On behalf of a grateful nation

I watched Baghdad ER recently, not because I particularly wanted to, but because I thought I should. I just figured that if those women and men can fuck up their minds and bodies in the service of this nation, then I should at least be able to stand watching them do it. So yeah, I think everyone should watch the film if you can.

Especially if you supported the war.

My brother is a former Guardsman who served in the 103rd Medical Battalion during peacetime. He was also Captain of a Rescue Squad and worked at a Level 1 Trauma Center (Cooper) in New Jersey for many years. I asked him what he thought of the film, and this is his response:

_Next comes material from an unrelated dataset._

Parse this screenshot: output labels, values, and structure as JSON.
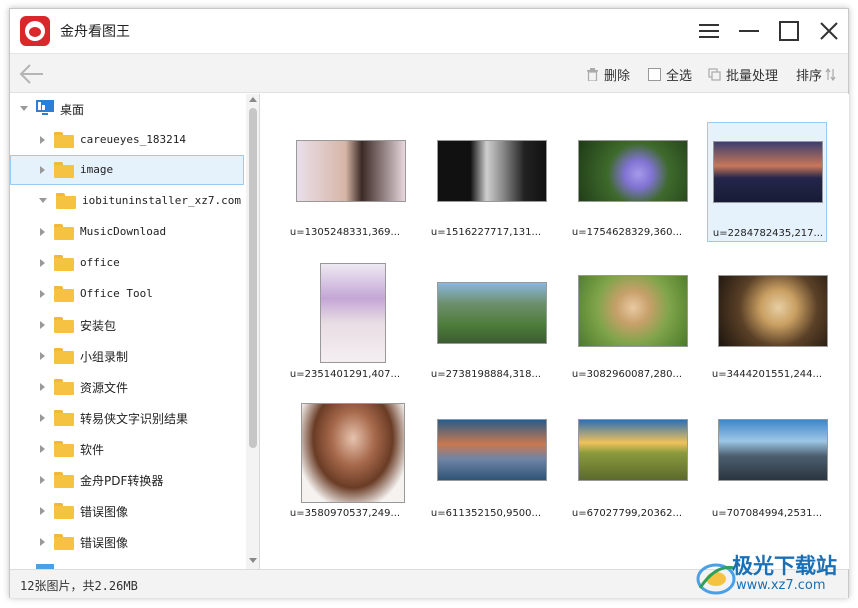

Watched Baghdad ER, had to take several runs at it as I would turn it off after a couple of minutes. In the beginning I was getting wacked by memories triggered by small little details. Just the way someone held their hands to tell everyone to calm down (I looked down and I had already raised both hands in the exact same posture).

I sighed the morbid sigh when I noticed "air in the belly" of the first patient that was having CPR performed on them (bad sign by association with too many"fatals" and the CPR that you do anyways). Just that quick I was back in that state after you work a fatal that day. There is a type of consensus that kind of occurs before actually calling time of death that runs around the room, it came across the camera somehow and I picked up on TOD every time even when I wasn't paying attention in the end of the show. Typing this I realize that there is a moment given for acceptance of those nearby before calling it. (Not that we are going to overly disagree with the guy calling it)

My last night at Cooper was different only in that I knew I would not be back. Instead of spending long weekends slipping on the floor (there was a shot of the floor in the film that explains this comment) I was going to spend the time dating my future wife and taking time for myself after many hectic years. Near the middle of the night we had a patient with a gunshot to the face, I was doing CPR with one hand and was turned around doing something with the other (I would have been prepping a procedure tray or hooking up yet another suction line), I didn't hear it, but when I turned back it seemed to me that they had called it, people's shoulders where different. Not wanting to be accused of doing CPR on acorpse, I verified what I suspected with a lift of the chin to which someone responded with a subtle nod. (I also didn't want to be guilty of not doing CPR on a patient.)

Multi-tasking while interacting with a room of people all multi-tasking is what we call "the dance", I was surprised how much the military version today wasn't so different from the civilian version of 14 years ago. I really really was surprised how hard it was to start watching tho...The sound of the helicopter door slamming shut chilled my spine.

I met a couple of guys from the 86th in Atlanta airport about 2 years ago. We chatted like medics do. I welcomed them home out of habit.

2 comments:

Grant Miller said...

I will TiVo it.

Spooney said...

Wow, that's a powerful story your bro tells. I think everyone should watch it. I haven't yet, but I'm gonna make myself do it.
BTW, Inconvenient Truth out this weekend. A movie that every human being should see.